[Page and application data records]
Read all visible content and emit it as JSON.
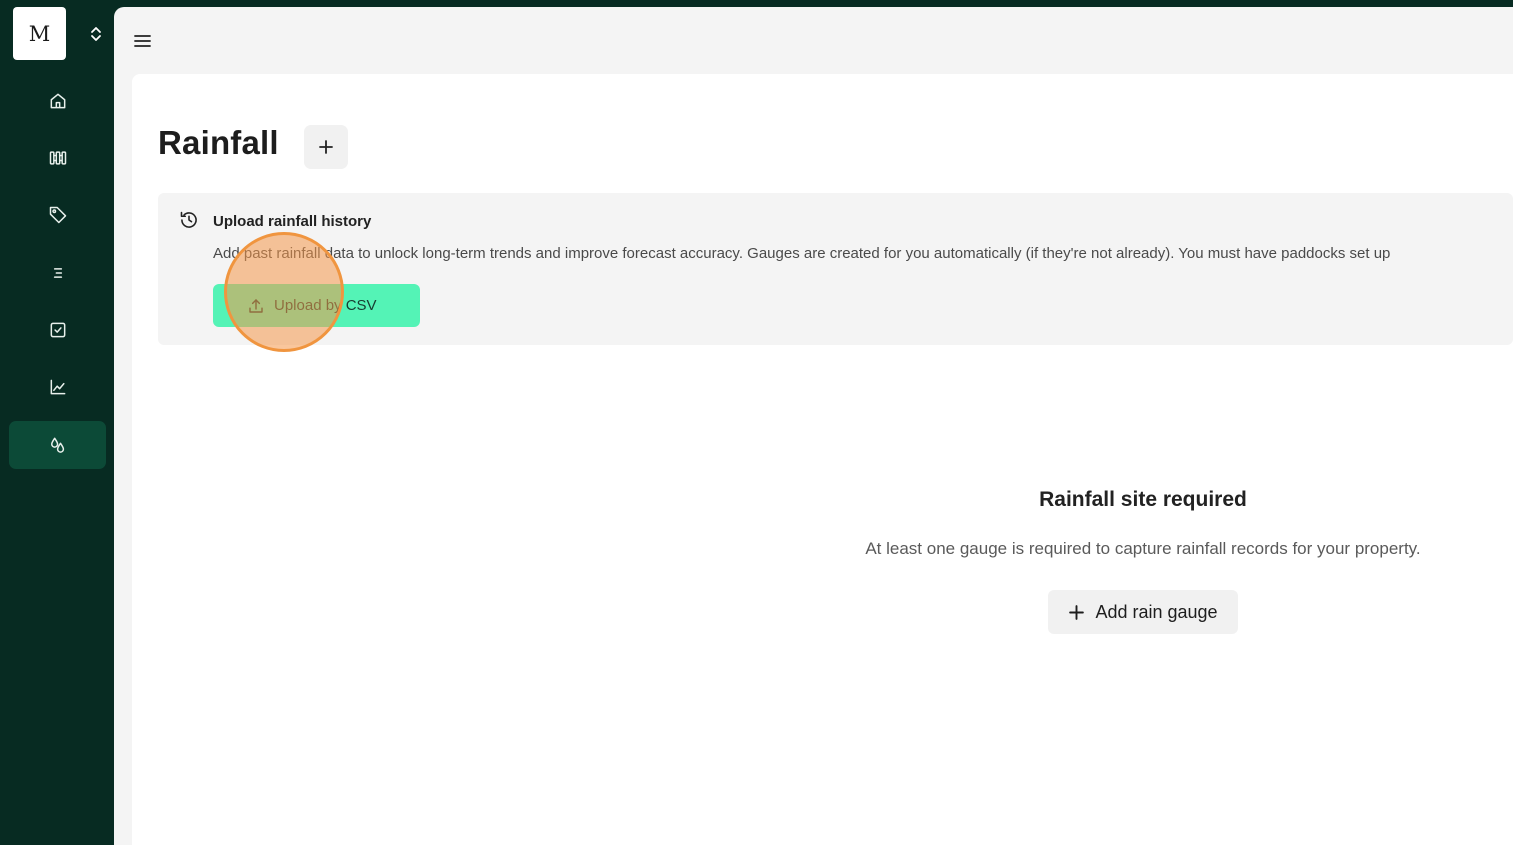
{
  "sidebar": {
    "logo_letter": "M",
    "items": [
      {
        "icon": "home-icon"
      },
      {
        "icon": "fence-icon"
      },
      {
        "icon": "tag-icon"
      },
      {
        "icon": "list-icon"
      },
      {
        "icon": "check-square-icon"
      },
      {
        "icon": "chart-line-icon"
      },
      {
        "icon": "rain-drops-icon",
        "active": true
      }
    ],
    "active_color": "#0c4a37",
    "background_color": "#072b22"
  },
  "page": {
    "title": "Rainfall"
  },
  "banner": {
    "title": "Upload rainfall history",
    "text": "Add past rainfall data to unlock long-term trends and improve forecast accuracy. Gauges are created for you automatically (if they're not already). You must have paddocks set up",
    "button_label": "Upload by CSV",
    "button_color": "#54f3b6"
  },
  "empty_state": {
    "title": "Rainfall site required",
    "text": "At least one gauge is required to capture rainfall records for your property.",
    "button_label": "Add rain gauge"
  },
  "click_marker_color": "#f0953f"
}
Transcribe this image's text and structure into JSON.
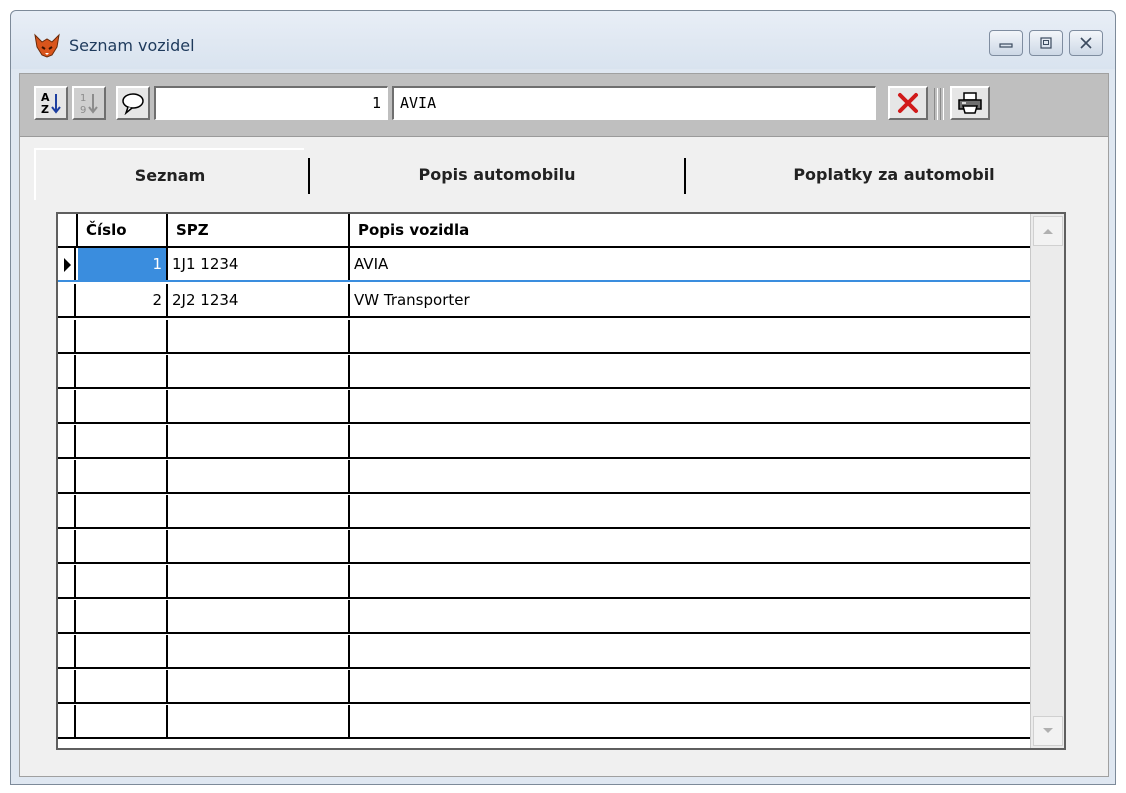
{
  "window": {
    "title": "Seznam vozidel",
    "icon": "fox-icon"
  },
  "toolbar": {
    "sort_az_icon": "sort-az-icon",
    "sort_19_icon": "sort-numeric-icon",
    "note_icon": "speech-bubble-icon",
    "record_number": "1",
    "search_value": "AVIA",
    "delete_icon": "close-icon",
    "print_icon": "printer-icon"
  },
  "tabs": [
    {
      "label": "Seznam",
      "active": true
    },
    {
      "label": "Popis automobilu",
      "active": false
    },
    {
      "label": "Poplatky za automobil",
      "active": false
    }
  ],
  "grid": {
    "columns": [
      "Číslo",
      "SPZ",
      "Popis vozidla"
    ],
    "rows": [
      {
        "cislo": "1",
        "spz": "1J1 1234",
        "popis": "AVIA"
      },
      {
        "cislo": "2",
        "spz": "2J2 1234",
        "popis": "VW Transporter"
      }
    ]
  },
  "colors": {
    "selection": "#3a8dde",
    "toolbar_bg": "#bfbfbf",
    "delete_red": "#d11a1a"
  }
}
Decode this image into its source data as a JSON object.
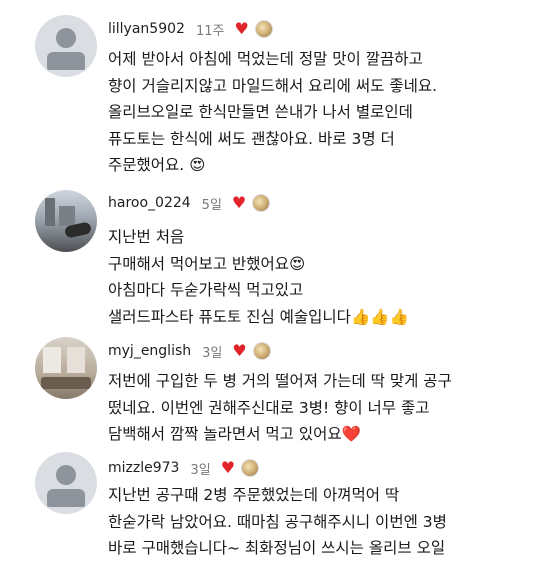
{
  "comments": [
    {
      "username": "lillyan5902",
      "time": "11주",
      "text": "어제 받아서 아침에 먹었는데 정말 맛이 깔끔하고\n향이 거슬리지않고 마일드해서 요리에 써도 좋네요.\n올리브오일로 한식만들면 쓴내가 나서 별로인데\n퓨도토는 한식에 써도 괜찮아요. 바로 3명 더\n주문했어요. 😍"
    },
    {
      "username": "haroo_0224",
      "time": "5일",
      "text": "지난번 처음\n구매해서 먹어보고 반했어요😍\n아침마다 두숟가락씩 먹고있고\n샐러드파스타 퓨도토 진심 예술입니다👍👍👍"
    },
    {
      "username": "myj_english",
      "time": "3일",
      "text": "저번에 구입한 두 병 거의 떨어져 가는데 딱 맞게 공구\n떴네요. 이번엔 권해주신대로 3병! 향이 너무 좋고\n담백해서 깜짝 놀라면서 먹고 있어요❤️"
    },
    {
      "username": "mizzle973",
      "time": "3일",
      "text": "지난번 공구때 2병 주문했었는데 아껴먹어 딱\n한숟가락 남았어요. 때마침 공구해주시니 이번엔 3병\n바로 구매했습니다~ 최화정님이 쓰시는 올리브 오일"
    }
  ],
  "icons": {
    "like": "heart-icon",
    "liked_by_author": "author-avatar-icon"
  },
  "colors": {
    "heart": "#e0242a",
    "username": "#1f1f1f",
    "time": "#7a7a7a"
  }
}
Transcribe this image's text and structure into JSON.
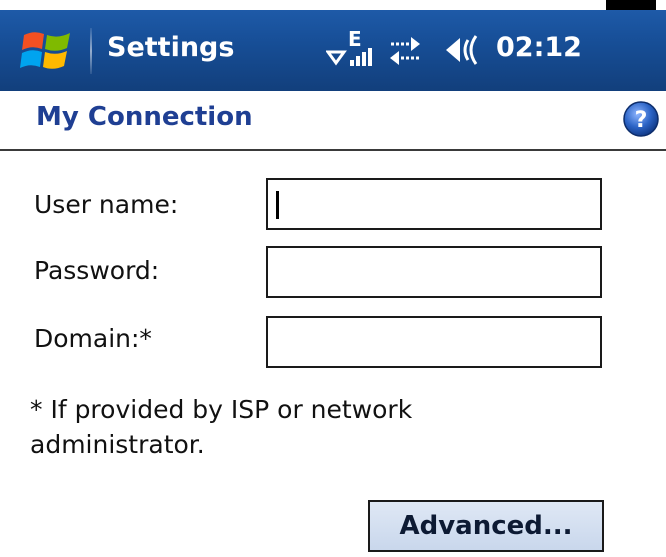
{
  "titlebar": {
    "app_title": "Settings",
    "network_label": "E",
    "clock": "02:12",
    "icons": [
      "windows-start-icon",
      "signal-icon",
      "sync-icon",
      "volume-icon"
    ]
  },
  "page": {
    "title": "My Connection",
    "help_icon_glyph": "?"
  },
  "form": {
    "username_label": "User name:",
    "username_value": "",
    "password_label": "Password:",
    "password_value": "",
    "domain_label": "Domain:*",
    "domain_value": "",
    "note": "* If provided by ISP or network administrator."
  },
  "actions": {
    "advanced_label": "Advanced..."
  },
  "colors": {
    "titlebar": "#174f98",
    "page_title": "#1f3f93",
    "help_icon": "#2c64c6"
  }
}
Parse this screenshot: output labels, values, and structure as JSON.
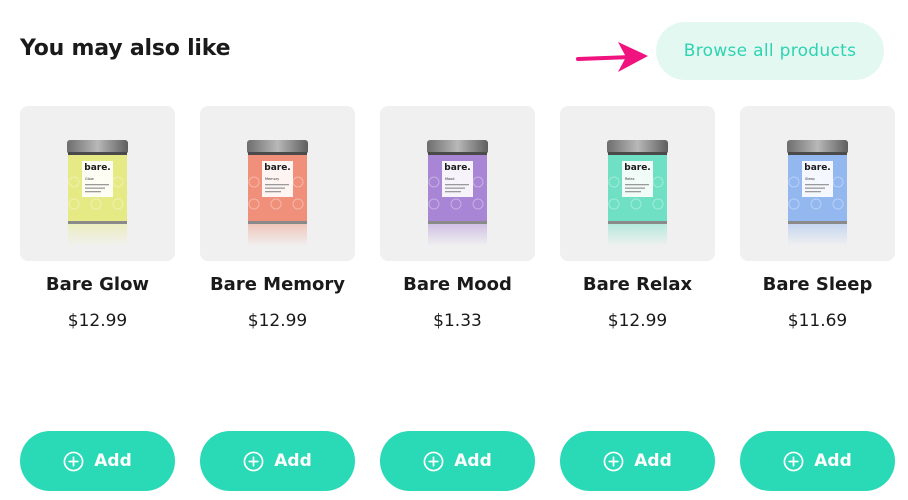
{
  "section": {
    "title": "You may also like",
    "browse_label": "Browse all products"
  },
  "colors": {
    "accent": "#2ad9b5",
    "browse_bg": "#e3f8f1",
    "browse_text": "#2ed3b1",
    "arrow": "#f0127f"
  },
  "add_label": "Add",
  "add_icon": "plus-circle-icon",
  "products": [
    {
      "name": "Bare Glow",
      "price": "$12.99",
      "brand": "bare.",
      "label": "Glow",
      "tin_color": "#e6ea84"
    },
    {
      "name": "Bare Memory",
      "price": "$12.99",
      "brand": "bare.",
      "label": "Memory",
      "tin_color": "#f0907a"
    },
    {
      "name": "Bare Mood",
      "price": "$1.33",
      "brand": "bare.",
      "label": "Mood",
      "tin_color": "#a985d6"
    },
    {
      "name": "Bare Relax",
      "price": "$12.99",
      "brand": "bare.",
      "label": "Relax",
      "tin_color": "#6fe0c4"
    },
    {
      "name": "Bare Sleep",
      "price": "$11.69",
      "brand": "bare.",
      "label": "Sleep",
      "tin_color": "#93b7ef"
    }
  ]
}
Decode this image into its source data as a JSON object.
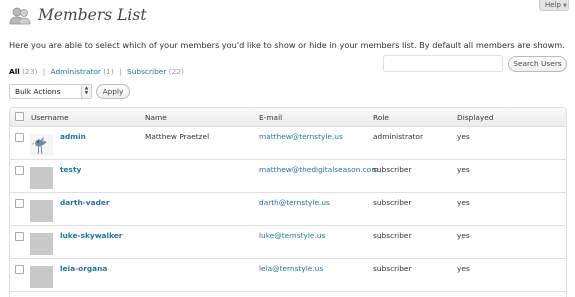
{
  "help": {
    "label": "Help"
  },
  "header": {
    "title": "Members List",
    "icon": "users-icon"
  },
  "intro_text": "Here you are able to select which of your members you'd like to show or hide in your members list. By default all members are showm.",
  "filters": [
    {
      "label": "All",
      "count": "(23)",
      "current": true
    },
    {
      "label": "Administrator",
      "count": "(1)",
      "current": false
    },
    {
      "label": "Subscriber",
      "count": "(22)",
      "current": false
    }
  ],
  "search": {
    "value": "",
    "button_label": "Search Users"
  },
  "bulk": {
    "selected": "Bulk Actions",
    "apply_label": "Apply"
  },
  "columns": {
    "username": "Username",
    "name": "Name",
    "email": "E-mail",
    "role": "Role",
    "displayed": "Displayed"
  },
  "rows": [
    {
      "username": "admin",
      "name": "Matthew Praetzel",
      "email": "matthew@ternstyle.us",
      "role": "administrator",
      "displayed": "yes",
      "avatar": "custom"
    },
    {
      "username": "testy",
      "name": "",
      "email": "matthew@thedigitalseason.com",
      "role": "subscriber",
      "displayed": "yes",
      "avatar": "default"
    },
    {
      "username": "darth-vader",
      "name": "",
      "email": "darth@ternstyle.us",
      "role": "subscriber",
      "displayed": "yes",
      "avatar": "default"
    },
    {
      "username": "luke-skywalker",
      "name": "",
      "email": "luke@ternstyle.us",
      "role": "subscriber",
      "displayed": "yes",
      "avatar": "default"
    },
    {
      "username": "leia-organa",
      "name": "",
      "email": "leia@ternstyle.us",
      "role": "subscriber",
      "displayed": "yes",
      "avatar": "default"
    }
  ],
  "colors": {
    "link": "#21759b",
    "text": "#333333",
    "border": "#dfdfdf"
  }
}
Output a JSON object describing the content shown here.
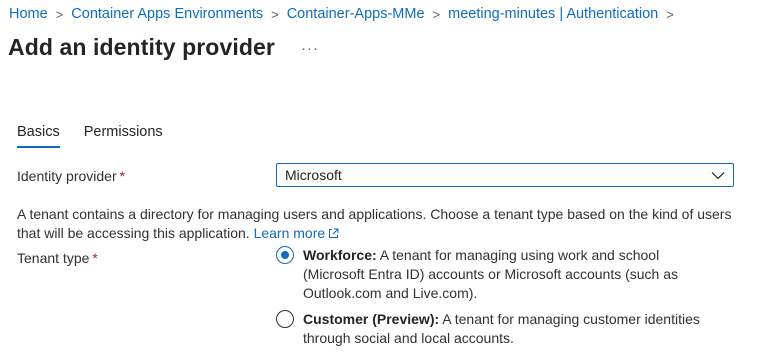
{
  "breadcrumb": {
    "items": [
      "Home",
      "Container Apps Environments",
      "Container-Apps-MMe",
      "meeting-minutes | Authentication"
    ],
    "separator": ">"
  },
  "page": {
    "title": "Add an identity provider",
    "more_label": "···"
  },
  "tabs": [
    {
      "label": "Basics",
      "active": true
    },
    {
      "label": "Permissions",
      "active": false
    }
  ],
  "form": {
    "identity_provider": {
      "label": "Identity provider",
      "required_mark": "*",
      "value": "Microsoft"
    },
    "description": {
      "text": "A tenant contains a directory for managing users and applications. Choose a tenant type based on the kind of users that will be accessing this application.",
      "link": "Learn more"
    },
    "tenant_type": {
      "label": "Tenant type",
      "required_mark": "*",
      "options": [
        {
          "title": "Workforce:",
          "text": "A tenant for managing using work and school (Microsoft Entra ID) accounts or Microsoft accounts (such as Outlook.com and Live.com).",
          "selected": true
        },
        {
          "title": "Customer (Preview):",
          "text": "A tenant for managing customer identities through social and local accounts.",
          "selected": false
        }
      ]
    }
  },
  "colors": {
    "accent": "#0f6cbd",
    "required": "#a4262c",
    "text": "#323130"
  },
  "icons": [
    "chevron-right-icon",
    "chevron-down-icon",
    "external-link-icon",
    "more-icon"
  ]
}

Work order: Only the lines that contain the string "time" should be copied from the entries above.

Answer to the exercise:
      "time": "11주",
      "time": "5일",
      "time": "3일",
      "time": "3일",
    "time": "#7a7a7a"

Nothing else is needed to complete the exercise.